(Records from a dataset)
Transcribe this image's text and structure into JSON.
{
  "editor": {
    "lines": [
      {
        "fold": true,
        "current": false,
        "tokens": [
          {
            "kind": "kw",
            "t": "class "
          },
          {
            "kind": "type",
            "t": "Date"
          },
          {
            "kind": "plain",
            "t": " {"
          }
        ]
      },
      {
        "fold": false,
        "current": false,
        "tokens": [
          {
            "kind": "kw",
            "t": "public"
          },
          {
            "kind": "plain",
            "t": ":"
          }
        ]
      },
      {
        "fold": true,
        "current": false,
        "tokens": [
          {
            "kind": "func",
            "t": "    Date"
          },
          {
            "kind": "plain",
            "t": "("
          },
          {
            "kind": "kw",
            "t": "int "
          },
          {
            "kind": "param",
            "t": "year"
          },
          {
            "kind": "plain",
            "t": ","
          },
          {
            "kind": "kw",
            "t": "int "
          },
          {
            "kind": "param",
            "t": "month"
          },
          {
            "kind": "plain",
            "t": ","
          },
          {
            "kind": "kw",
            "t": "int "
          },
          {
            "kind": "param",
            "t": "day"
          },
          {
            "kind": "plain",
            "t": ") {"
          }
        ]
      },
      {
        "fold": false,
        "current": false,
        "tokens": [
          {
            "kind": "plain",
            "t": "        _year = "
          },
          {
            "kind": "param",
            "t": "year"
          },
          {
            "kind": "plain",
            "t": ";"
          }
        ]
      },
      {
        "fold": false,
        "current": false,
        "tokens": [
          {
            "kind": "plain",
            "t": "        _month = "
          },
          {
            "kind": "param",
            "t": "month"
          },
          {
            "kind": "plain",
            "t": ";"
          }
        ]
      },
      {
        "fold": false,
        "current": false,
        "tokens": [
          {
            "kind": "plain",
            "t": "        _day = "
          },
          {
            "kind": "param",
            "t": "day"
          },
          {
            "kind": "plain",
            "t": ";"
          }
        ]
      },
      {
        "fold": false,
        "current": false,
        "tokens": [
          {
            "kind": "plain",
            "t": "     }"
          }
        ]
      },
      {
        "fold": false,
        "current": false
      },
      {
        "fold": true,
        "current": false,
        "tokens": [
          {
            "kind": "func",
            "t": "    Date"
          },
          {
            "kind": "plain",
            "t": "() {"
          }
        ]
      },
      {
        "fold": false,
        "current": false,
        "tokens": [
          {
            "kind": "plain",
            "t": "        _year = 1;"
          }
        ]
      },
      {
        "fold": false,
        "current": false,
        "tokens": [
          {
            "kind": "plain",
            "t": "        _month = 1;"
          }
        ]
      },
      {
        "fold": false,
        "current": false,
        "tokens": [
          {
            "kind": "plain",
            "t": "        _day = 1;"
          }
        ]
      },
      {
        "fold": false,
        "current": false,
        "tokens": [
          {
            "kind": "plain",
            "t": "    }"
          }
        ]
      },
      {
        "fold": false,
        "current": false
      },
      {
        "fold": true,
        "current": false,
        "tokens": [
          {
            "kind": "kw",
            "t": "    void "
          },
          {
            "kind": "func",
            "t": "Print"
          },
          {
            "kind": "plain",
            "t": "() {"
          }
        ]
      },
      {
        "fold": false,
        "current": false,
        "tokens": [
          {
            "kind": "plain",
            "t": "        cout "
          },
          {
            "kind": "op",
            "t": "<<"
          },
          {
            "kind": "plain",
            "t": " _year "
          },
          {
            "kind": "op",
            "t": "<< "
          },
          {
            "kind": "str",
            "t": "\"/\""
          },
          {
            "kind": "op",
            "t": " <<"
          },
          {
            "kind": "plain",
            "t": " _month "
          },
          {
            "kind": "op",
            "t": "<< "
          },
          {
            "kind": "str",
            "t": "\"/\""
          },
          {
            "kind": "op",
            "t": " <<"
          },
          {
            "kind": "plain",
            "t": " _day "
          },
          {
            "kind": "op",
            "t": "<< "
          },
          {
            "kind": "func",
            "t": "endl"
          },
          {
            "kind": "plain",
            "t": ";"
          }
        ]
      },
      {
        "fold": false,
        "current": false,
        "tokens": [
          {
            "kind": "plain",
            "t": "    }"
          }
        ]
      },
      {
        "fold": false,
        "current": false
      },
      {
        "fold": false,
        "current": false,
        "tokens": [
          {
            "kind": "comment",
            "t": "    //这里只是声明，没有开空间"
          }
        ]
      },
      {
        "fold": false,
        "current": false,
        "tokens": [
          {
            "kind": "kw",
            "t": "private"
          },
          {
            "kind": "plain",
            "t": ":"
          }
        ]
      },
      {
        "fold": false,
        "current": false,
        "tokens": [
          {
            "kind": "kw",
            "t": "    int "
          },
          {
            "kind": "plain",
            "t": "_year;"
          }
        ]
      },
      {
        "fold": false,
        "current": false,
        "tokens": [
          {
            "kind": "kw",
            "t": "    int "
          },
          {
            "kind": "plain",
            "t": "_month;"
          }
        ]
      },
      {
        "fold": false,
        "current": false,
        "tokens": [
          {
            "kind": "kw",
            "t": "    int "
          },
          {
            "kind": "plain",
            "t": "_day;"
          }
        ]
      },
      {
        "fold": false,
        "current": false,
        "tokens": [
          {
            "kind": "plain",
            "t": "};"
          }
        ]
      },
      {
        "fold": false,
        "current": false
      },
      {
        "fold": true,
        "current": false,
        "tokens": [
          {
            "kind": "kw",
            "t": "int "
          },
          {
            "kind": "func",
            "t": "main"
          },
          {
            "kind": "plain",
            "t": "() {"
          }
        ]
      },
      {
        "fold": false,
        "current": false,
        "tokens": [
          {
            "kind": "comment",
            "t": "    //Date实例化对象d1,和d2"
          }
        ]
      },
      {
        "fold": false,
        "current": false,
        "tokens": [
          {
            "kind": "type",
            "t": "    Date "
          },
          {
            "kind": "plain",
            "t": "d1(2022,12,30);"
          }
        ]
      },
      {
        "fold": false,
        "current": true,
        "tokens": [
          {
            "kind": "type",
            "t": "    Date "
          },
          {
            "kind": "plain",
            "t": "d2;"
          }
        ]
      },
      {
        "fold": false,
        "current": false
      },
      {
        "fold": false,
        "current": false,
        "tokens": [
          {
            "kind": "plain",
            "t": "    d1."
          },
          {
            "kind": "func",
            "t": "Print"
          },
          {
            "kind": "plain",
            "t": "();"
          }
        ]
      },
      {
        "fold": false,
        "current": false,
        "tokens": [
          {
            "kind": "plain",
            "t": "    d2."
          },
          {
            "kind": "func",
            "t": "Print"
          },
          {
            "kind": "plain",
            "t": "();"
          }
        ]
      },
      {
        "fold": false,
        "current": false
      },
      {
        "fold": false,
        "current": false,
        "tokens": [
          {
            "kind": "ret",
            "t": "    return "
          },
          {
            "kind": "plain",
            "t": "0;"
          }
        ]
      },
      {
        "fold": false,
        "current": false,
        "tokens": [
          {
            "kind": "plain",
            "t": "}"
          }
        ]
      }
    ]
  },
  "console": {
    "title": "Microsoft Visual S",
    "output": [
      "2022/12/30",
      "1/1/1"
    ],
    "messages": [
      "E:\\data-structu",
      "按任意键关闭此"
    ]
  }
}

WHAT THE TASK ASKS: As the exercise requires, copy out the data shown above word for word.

RESULT BELOW:
Transcribe this image's text and structure into JSON.
{
  "editor": {
    "lines": [
      {
        "fold": true,
        "current": false,
        "tokens": [
          {
            "kind": "kw",
            "t": "class "
          },
          {
            "kind": "type",
            "t": "Date"
          },
          {
            "kind": "plain",
            "t": " {"
          }
        ]
      },
      {
        "fold": false,
        "current": false,
        "tokens": [
          {
            "kind": "kw",
            "t": "public"
          },
          {
            "kind": "plain",
            "t": ":"
          }
        ]
      },
      {
        "fold": true,
        "current": false,
        "tokens": [
          {
            "kind": "func",
            "t": "    Date"
          },
          {
            "kind": "plain",
            "t": "("
          },
          {
            "kind": "kw",
            "t": "int "
          },
          {
            "kind": "param",
            "t": "year"
          },
          {
            "kind": "plain",
            "t": ","
          },
          {
            "kind": "kw",
            "t": "int "
          },
          {
            "kind": "param",
            "t": "month"
          },
          {
            "kind": "plain",
            "t": ","
          },
          {
            "kind": "kw",
            "t": "int "
          },
          {
            "kind": "param",
            "t": "day"
          },
          {
            "kind": "plain",
            "t": ") {"
          }
        ]
      },
      {
        "fold": false,
        "current": false,
        "tokens": [
          {
            "kind": "plain",
            "t": "        _year = "
          },
          {
            "kind": "param",
            "t": "year"
          },
          {
            "kind": "plain",
            "t": ";"
          }
        ]
      },
      {
        "fold": false,
        "current": false,
        "tokens": [
          {
            "kind": "plain",
            "t": "        _month = "
          },
          {
            "kind": "param",
            "t": "month"
          },
          {
            "kind": "plain",
            "t": ";"
          }
        ]
      },
      {
        "fold": false,
        "current": false,
        "tokens": [
          {
            "kind": "plain",
            "t": "        _day = "
          },
          {
            "kind": "param",
            "t": "day"
          },
          {
            "kind": "plain",
            "t": ";"
          }
        ]
      },
      {
        "fold": false,
        "current": false,
        "tokens": [
          {
            "kind": "plain",
            "t": "     }"
          }
        ]
      },
      {
        "fold": false,
        "current": false
      },
      {
        "fold": true,
        "current": false,
        "tokens": [
          {
            "kind": "func",
            "t": "    Date"
          },
          {
            "kind": "plain",
            "t": "() {"
          }
        ]
      },
      {
        "fold": false,
        "current": false,
        "tokens": [
          {
            "kind": "plain",
            "t": "        _year = 1;"
          }
        ]
      },
      {
        "fold": false,
        "current": false,
        "tokens": [
          {
            "kind": "plain",
            "t": "        _month = 1;"
          }
        ]
      },
      {
        "fold": false,
        "current": false,
        "tokens": [
          {
            "kind": "plain",
            "t": "        _day = 1;"
          }
        ]
      },
      {
        "fold": false,
        "current": false,
        "tokens": [
          {
            "kind": "plain",
            "t": "    }"
          }
        ]
      },
      {
        "fold": false,
        "current": false
      },
      {
        "fold": true,
        "current": false,
        "tokens": [
          {
            "kind": "kw",
            "t": "    void "
          },
          {
            "kind": "func",
            "t": "Print"
          },
          {
            "kind": "plain",
            "t": "() {"
          }
        ]
      },
      {
        "fold": false,
        "current": false,
        "tokens": [
          {
            "kind": "plain",
            "t": "        cout "
          },
          {
            "kind": "op",
            "t": "<<"
          },
          {
            "kind": "plain",
            "t": " _year "
          },
          {
            "kind": "op",
            "t": "<< "
          },
          {
            "kind": "str",
            "t": "\"/\""
          },
          {
            "kind": "op",
            "t": " <<"
          },
          {
            "kind": "plain",
            "t": " _month "
          },
          {
            "kind": "op",
            "t": "<< "
          },
          {
            "kind": "str",
            "t": "\"/\""
          },
          {
            "kind": "op",
            "t": " <<"
          },
          {
            "kind": "plain",
            "t": " _day "
          },
          {
            "kind": "op",
            "t": "<< "
          },
          {
            "kind": "func",
            "t": "endl"
          },
          {
            "kind": "plain",
            "t": ";"
          }
        ]
      },
      {
        "fold": false,
        "current": false,
        "tokens": [
          {
            "kind": "plain",
            "t": "    }"
          }
        ]
      },
      {
        "fold": false,
        "current": false
      },
      {
        "fold": false,
        "current": false,
        "tokens": [
          {
            "kind": "comment",
            "t": "    //这里只是声明，没有开空间"
          }
        ]
      },
      {
        "fold": false,
        "current": false,
        "tokens": [
          {
            "kind": "kw",
            "t": "private"
          },
          {
            "kind": "plain",
            "t": ":"
          }
        ]
      },
      {
        "fold": false,
        "current": false,
        "tokens": [
          {
            "kind": "kw",
            "t": "    int "
          },
          {
            "kind": "plain",
            "t": "_year;"
          }
        ]
      },
      {
        "fold": false,
        "current": false,
        "tokens": [
          {
            "kind": "kw",
            "t": "    int "
          },
          {
            "kind": "plain",
            "t": "_month;"
          }
        ]
      },
      {
        "fold": false,
        "current": false,
        "tokens": [
          {
            "kind": "kw",
            "t": "    int "
          },
          {
            "kind": "plain",
            "t": "_day;"
          }
        ]
      },
      {
        "fold": false,
        "current": false,
        "tokens": [
          {
            "kind": "plain",
            "t": "};"
          }
        ]
      },
      {
        "fold": false,
        "current": false
      },
      {
        "fold": true,
        "current": false,
        "tokens": [
          {
            "kind": "kw",
            "t": "int "
          },
          {
            "kind": "func",
            "t": "main"
          },
          {
            "kind": "plain",
            "t": "() {"
          }
        ]
      },
      {
        "fold": false,
        "current": false,
        "tokens": [
          {
            "kind": "comment",
            "t": "    //Date实例化对象d1,和d2"
          }
        ]
      },
      {
        "fold": false,
        "current": false,
        "tokens": [
          {
            "kind": "type",
            "t": "    Date "
          },
          {
            "kind": "plain",
            "t": "d1(2022,12,30);"
          }
        ]
      },
      {
        "fold": false,
        "current": true,
        "tokens": [
          {
            "kind": "type",
            "t": "    Date "
          },
          {
            "kind": "plain",
            "t": "d2;"
          }
        ]
      },
      {
        "fold": false,
        "current": false
      },
      {
        "fold": false,
        "current": false,
        "tokens": [
          {
            "kind": "plain",
            "t": "    d1."
          },
          {
            "kind": "func",
            "t": "Print"
          },
          {
            "kind": "plain",
            "t": "();"
          }
        ]
      },
      {
        "fold": false,
        "current": false,
        "tokens": [
          {
            "kind": "plain",
            "t": "    d2."
          },
          {
            "kind": "func",
            "t": "Print"
          },
          {
            "kind": "plain",
            "t": "();"
          }
        ]
      },
      {
        "fold": false,
        "current": false
      },
      {
        "fold": false,
        "current": false,
        "tokens": [
          {
            "kind": "ret",
            "t": "    return "
          },
          {
            "kind": "plain",
            "t": "0;"
          }
        ]
      },
      {
        "fold": false,
        "current": false,
        "tokens": [
          {
            "kind": "plain",
            "t": "}"
          }
        ]
      }
    ]
  },
  "console": {
    "title": "Microsoft Visual S",
    "output": [
      "2022/12/30",
      "1/1/1"
    ],
    "messages": [
      "E:\\data-structu",
      "按任意键关闭此"
    ]
  }
}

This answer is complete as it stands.